Dataset rows describing interfaces
○ ○ ○

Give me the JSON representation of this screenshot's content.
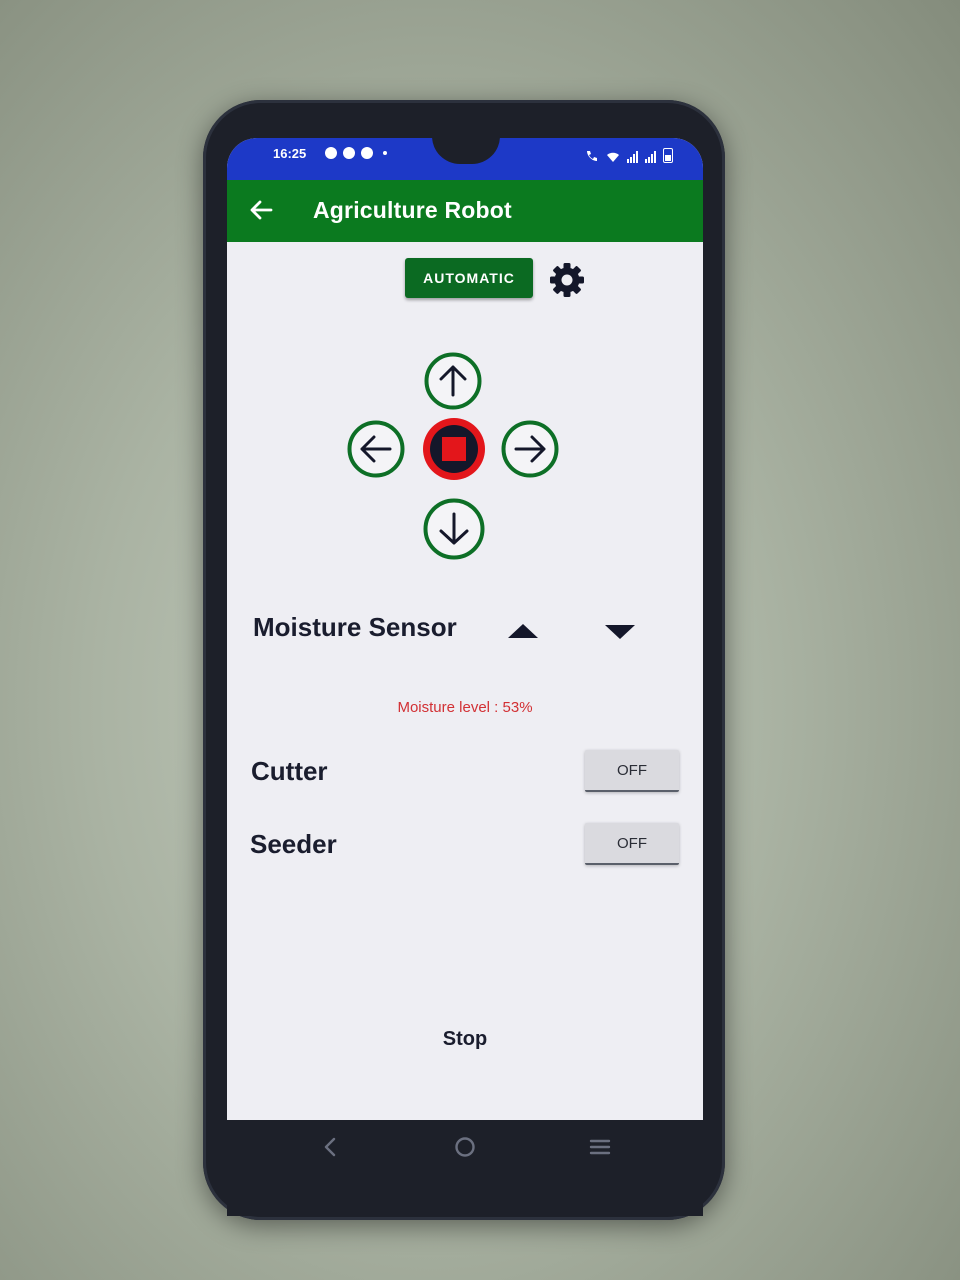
{
  "status_bar": {
    "time": "16:25"
  },
  "app_bar": {
    "title": "Agriculture Robot",
    "back_icon": "arrow-left-icon"
  },
  "controls": {
    "mode_button_label": "AUTOMATIC",
    "settings_icon": "gear-icon",
    "directions": [
      "up-arrow-icon",
      "left-arrow-icon",
      "stop-square-icon",
      "right-arrow-icon",
      "down-arrow-icon"
    ]
  },
  "moisture": {
    "title": "Moisture Sensor",
    "level_text": "Moisture level : 53%",
    "level_percent": 53
  },
  "cutter": {
    "label": "Cutter",
    "state": "OFF"
  },
  "seeder": {
    "label": "Seeder",
    "state": "OFF"
  },
  "stop_label": "Stop",
  "colors": {
    "status_bar": "#1d39c7",
    "app_bar": "#0b7a1f",
    "accent_green": "#0b6a22",
    "stop_red": "#e3161b",
    "moisture_text": "#d23034"
  }
}
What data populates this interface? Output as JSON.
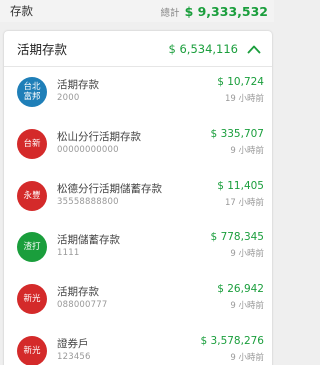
{
  "header": {
    "title": "存款",
    "total_label": "總計",
    "total_value": "$ 9,333,532"
  },
  "section": {
    "title": "活期存款",
    "total": "$ 6,534,116"
  },
  "accounts": [
    {
      "badge": "台北\n富邦",
      "badge_color": "#1f7fb8",
      "name": "活期存款",
      "number": "2000",
      "amount": "$ 10,724",
      "time": "19 小時前"
    },
    {
      "badge": "台新",
      "badge_color": "#d42a2a",
      "name": "松山分行活期存款",
      "number": "00000000000",
      "amount": "$ 335,707",
      "time": "9 小時前"
    },
    {
      "badge": "永豐",
      "badge_color": "#d42a2a",
      "name": "松德分行活期儲蓄存款",
      "number": "35558888800",
      "amount": "$ 11,405",
      "time": "17 小時前"
    },
    {
      "badge": "渣打",
      "badge_color": "#1a9e3c",
      "name": "活期儲蓄存款",
      "number": "1111",
      "amount": "$ 778,345",
      "time": "9 小時前"
    },
    {
      "badge": "新光",
      "badge_color": "#d42a2a",
      "name": "活期存款",
      "number": "088000777",
      "amount": "$ 26,942",
      "time": "9 小時前"
    },
    {
      "badge": "新光",
      "badge_color": "#d42a2a",
      "name": "證券戶",
      "number": "123456",
      "amount": "$ 3,578,276",
      "time": "9 小時前"
    }
  ]
}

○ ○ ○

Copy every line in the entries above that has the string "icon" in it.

    "back_icon": "arrow-left-icon"
    "settings_icon": "gear-icon",
      "up-arrow-icon",
      "left-arrow-icon",
      "stop-square-icon",
      "right-arrow-icon",
      "down-arrow-icon"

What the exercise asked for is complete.